Could you filter the records below and return each line that holds "JSON"?

Material supplied —
☆ ☆ ☆ ☆ ☆ ☆ ☆

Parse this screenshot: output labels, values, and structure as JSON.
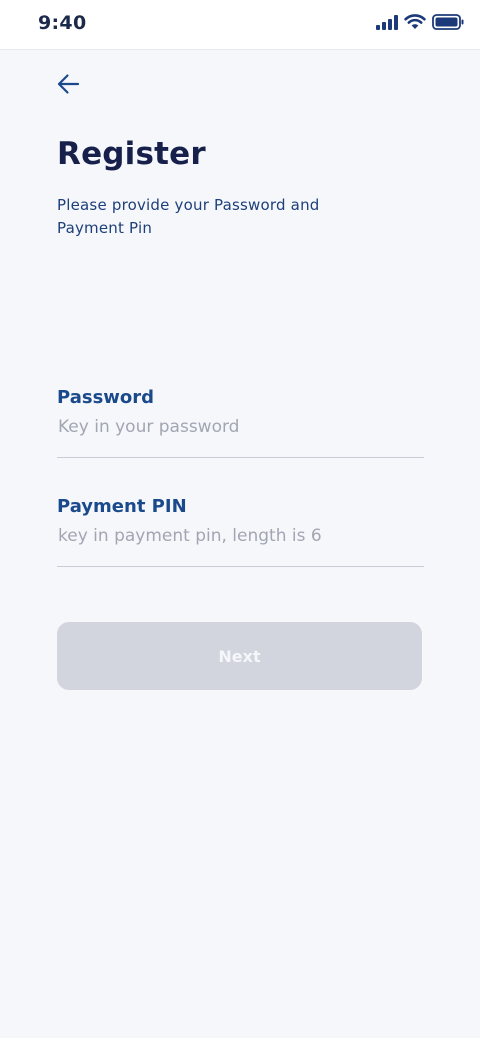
{
  "status_bar": {
    "time": "9:40",
    "icons": [
      "signal-icon",
      "wifi-icon",
      "battery-icon"
    ]
  },
  "header": {
    "back_icon": "arrow-left-icon"
  },
  "register": {
    "title": "Register",
    "subtitle": "Please provide your Password and Payment Pin"
  },
  "form": {
    "password": {
      "label": "Password",
      "placeholder": "Key in your password",
      "value": ""
    },
    "payment_pin": {
      "label": "Payment PIN",
      "placeholder": "key in payment pin, length is 6",
      "value": ""
    },
    "next_label": "Next"
  },
  "colors": {
    "accent": "#1b4a8c",
    "title": "#16204a",
    "background": "#f6f7fb",
    "button_disabled": "#d2d4de"
  }
}
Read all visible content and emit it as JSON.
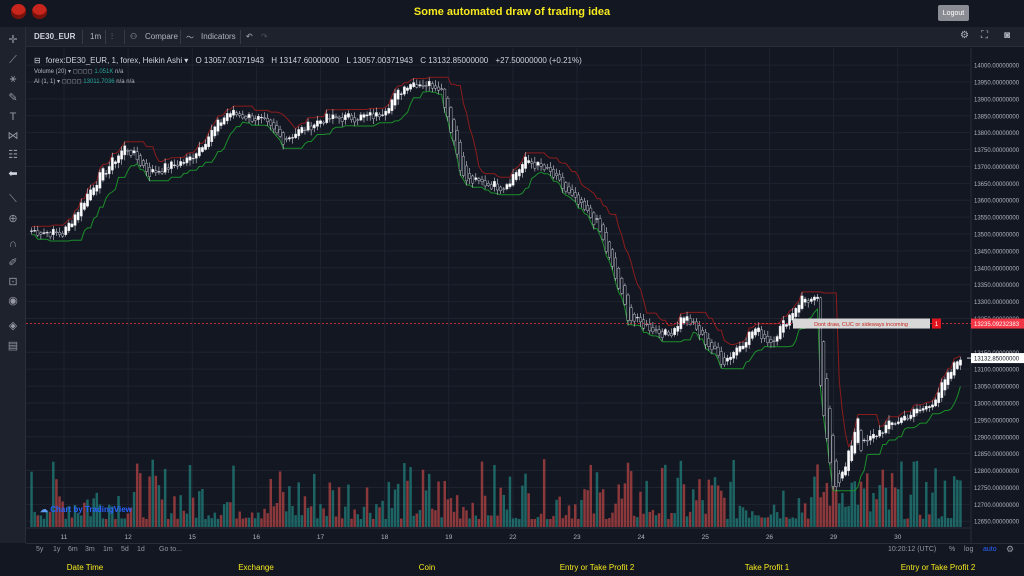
{
  "header": {
    "title": "Some automated draw of trading idea",
    "logout_label": "Logout"
  },
  "toolbar": {
    "symbol": "DE30_EUR",
    "interval": "1m",
    "compare_label": "Compare",
    "indicators_label": "Indicators"
  },
  "legend": {
    "symbol_text": "forex:DE30_EUR, 1, forex, Heikin Ashi",
    "open": "O 13057.00371943",
    "high": "H 13147.60000000",
    "low": "L 13057.00371943",
    "close": "C 13132.85000000",
    "change": "+27.50000000 (+0.21%)",
    "volume_label": "Volume (20)",
    "volume_value": "1.051K",
    "volume_na": "n/a",
    "ai_label": "AI (1, 1)",
    "ai_value": "13011.7036",
    "ai_na1": "n/a",
    "ai_na2": "n/a"
  },
  "watermark": "Chart by TradingView",
  "annotation": {
    "text": "Dont draw, CUC or sideways incoming",
    "badge": "1"
  },
  "price_tags": {
    "line_price": "13235.09232383",
    "last_price": "13132.85000000"
  },
  "bottombar": {
    "ranges": [
      "5y",
      "1y",
      "6m",
      "3m",
      "1m",
      "5d",
      "1d"
    ],
    "goto": "Go to...",
    "time": "10:20:12 (UTC)",
    "percent": "%",
    "log": "log",
    "auto": "auto"
  },
  "footer": {
    "columns": [
      "Date Time",
      "Exchange",
      "Coin",
      "Entry or Take Profit 2",
      "Take Profit 1",
      "Entry or Take Profit 2"
    ]
  },
  "colors": {
    "up": "#26a69a",
    "down": "#ef5350",
    "accent_line": "#f23645",
    "ai_green": "#1b8f2a",
    "ai_red": "#8b1c1c"
  },
  "chart_data": {
    "type": "candlestick",
    "style": "Heikin Ashi",
    "symbol": "DE30_EUR",
    "x_tick_labels": [
      "11",
      "12",
      "15",
      "16",
      "17",
      "18",
      "19",
      "22",
      "23",
      "24",
      "25",
      "26",
      "29",
      "30"
    ],
    "y_tick_labels": [
      "14000.00000000",
      "13950.00000000",
      "13900.00000000",
      "13850.00000000",
      "13800.00000000",
      "13750.00000000",
      "13700.00000000",
      "13650.00000000",
      "13600.00000000",
      "13550.00000000",
      "13500.00000000",
      "13450.00000000",
      "13400.00000000",
      "13350.00000000",
      "13300.00000000",
      "13250.00000000",
      "13150.00000000",
      "13100.00000000",
      "13050.00000000",
      "13000.00000000",
      "12950.00000000",
      "12900.00000000",
      "12850.00000000",
      "12800.00000000",
      "12750.00000000",
      "12700.00000000",
      "12650.00000000"
    ],
    "ylim": [
      12630,
      14015
    ],
    "price_path_x": [
      0,
      4,
      8,
      12,
      15,
      20,
      25,
      29,
      32,
      37,
      44,
      48,
      52,
      55,
      60,
      63,
      66,
      69,
      72,
      76,
      81,
      83,
      88,
      92,
      94,
      98,
      100
    ],
    "price_path_y": [
      13510,
      13500,
      13650,
      13760,
      13680,
      13720,
      13860,
      13840,
      13780,
      13840,
      13850,
      13950,
      13940,
      13660,
      13640,
      13720,
      13680,
      13600,
      13530,
      13250,
      13200,
      13260,
      13120,
      13220,
      13180,
      13310,
      13300
    ],
    "drop_path_x": [
      0,
      0.35,
      0.7,
      1.5,
      2.5,
      3.3,
      4
    ],
    "drop_path_y": [
      13300,
      13000,
      12920,
      12750,
      12800,
      12900,
      13000
    ],
    "rally_path_x": [
      0,
      0.5,
      1.1,
      1.7,
      2.1,
      2.5
    ],
    "rally_path_y": [
      12870,
      12920,
      12960,
      12990,
      13060,
      13140
    ],
    "horizontal_line": 13235.09,
    "last_price": 13132.85
  }
}
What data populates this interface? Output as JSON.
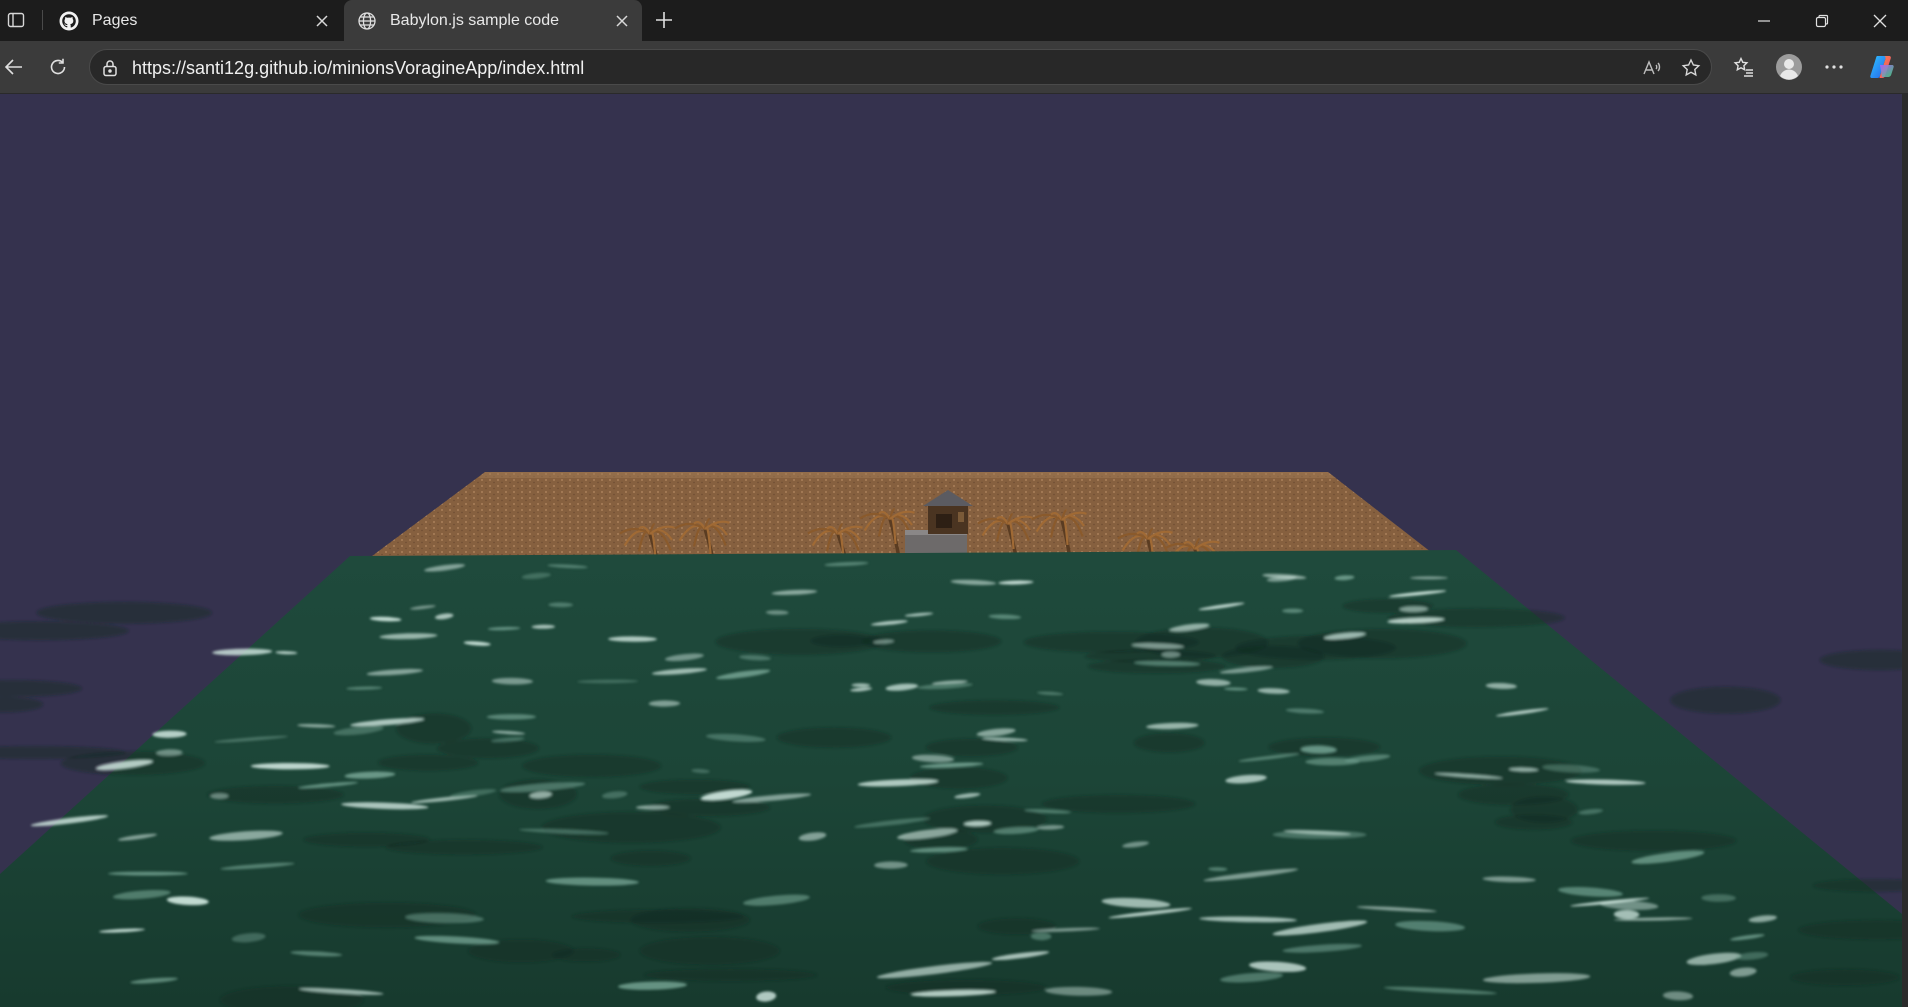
{
  "tabs": [
    {
      "title": "Pages",
      "favicon": "github-icon",
      "active": false
    },
    {
      "title": "Babylon.js sample code",
      "favicon": "globe-icon",
      "active": true
    }
  ],
  "address_bar": {
    "url": "https://santi12g.github.io/minionsVoragineApp/index.html"
  },
  "scene": {
    "sky_color": "#35324e",
    "water_color": "#1d4a3a",
    "sand_color": "#8b6444",
    "palm_trees": 10
  }
}
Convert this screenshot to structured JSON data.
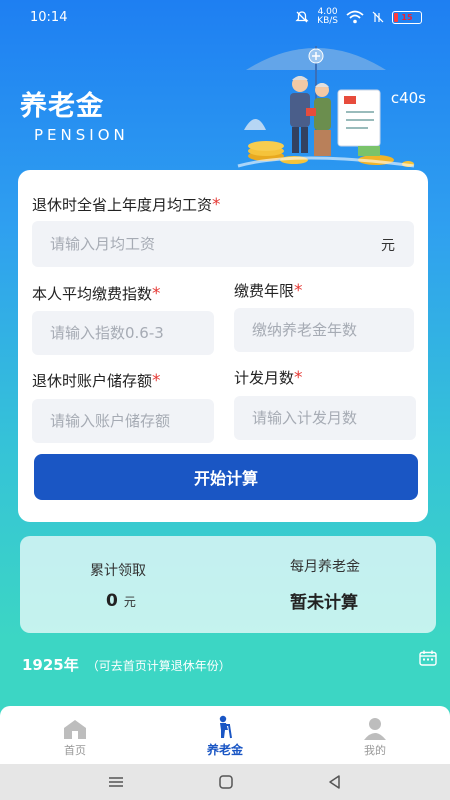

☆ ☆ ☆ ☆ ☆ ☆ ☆

Completed task —
Parse this screenshot: output labels, values, and structure as JSON.
Read all visible content and emit it as JSON.
What data populates this interface? Output as JSON.
Convert this screenshot to structured JSON data.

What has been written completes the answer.